"The endowed Rachal Chair helps a lot, as does our administration, especially Dean Newton, who has been extremely supportive," he said. "The chair gives us a good basis of seed funding, if you will, to support such early endeavors."

Down to a Science

If Burgess' past is any indication, he's a solid investment. His proven track record of excellence features simultaneous funding from the National Institutes of Health, the National Science Foundation and The Robert A. Welch Foundation. In January, he started his own company, Small Molecule PPI Mimics, to capitalize on some of his discoveries and further aid in research development.

Beyond his individual and interdisciplinary research, Burgess also contributes to chemistry in multiple ways. He has co-authored monthly contributions to the journal Chemistry & Industry for more than two decades and written a graduate textbook, Organic Chemistry By Inquisition. Accomplishment aside, however, Perez said Burgess is never content to rest on his laurels nor to sit back and let others make the progress he believes is possible.

"I have been collaborating with Kevin for many years and have always found him to be an energetic and innovative researcher," Perez said. "He is not one to simply follow the beaten path. Our latest collaboration has been particularly exciting and is a prime example of his forward-thinking character."

To learn more about Burgess and his research, click here.

For more information on endowed chairs and professorships or other giving opportunities to benefit scientific teaching and research, visit http://giving.tamu.edu.


Contact: Shana K. Hutchins, (979) 862-1237 or shutchins@science.tamu.edu or Dr. Kevin Burgess, (979) 845-4345 or burgess@tamu.edu

Hutchins Shana

  • Group Efforts

    Talented graduate students assist Burgess' lab research -- designing compounds that impact a host of diseases, including cancer and diabetes. (Photo by Jean Wulfson, Texas A&M Division of Research.)

  • The Dyes Have It

    Burgess is also interested in fluorescent dyes used to tag proteins. The dyes enable researchers to see and study protein interactions to learn more about the process and potential. (Photo by Jean Wulfson, Texas A&M Division of Research.)

  • Kevin Burgess

    (Photo by Jim Lyle / Courtesy of Texas A&M Foundation.)

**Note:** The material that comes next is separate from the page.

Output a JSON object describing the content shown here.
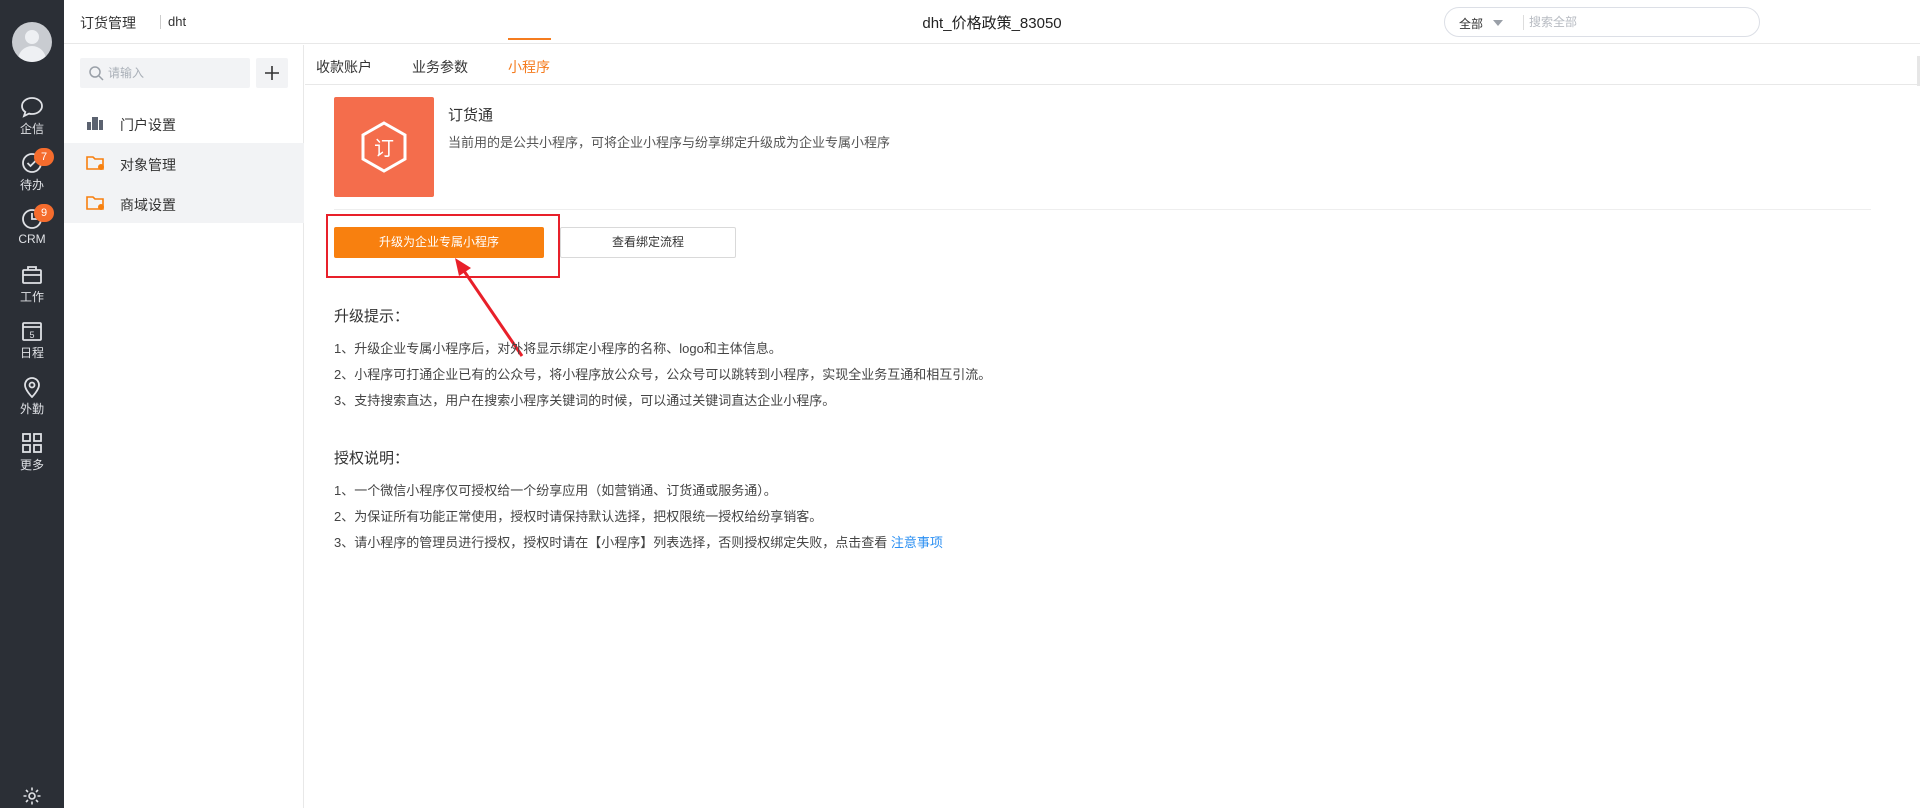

© Texas A&M University. To request use of any of our photographs for educational use or to view additional options from our archive, please contact the College of Science Communications Office.

College of Science
517 Blocker
TAMU 3257 | 979-845-7361
Site Policies
Contact Webmaster
Social Media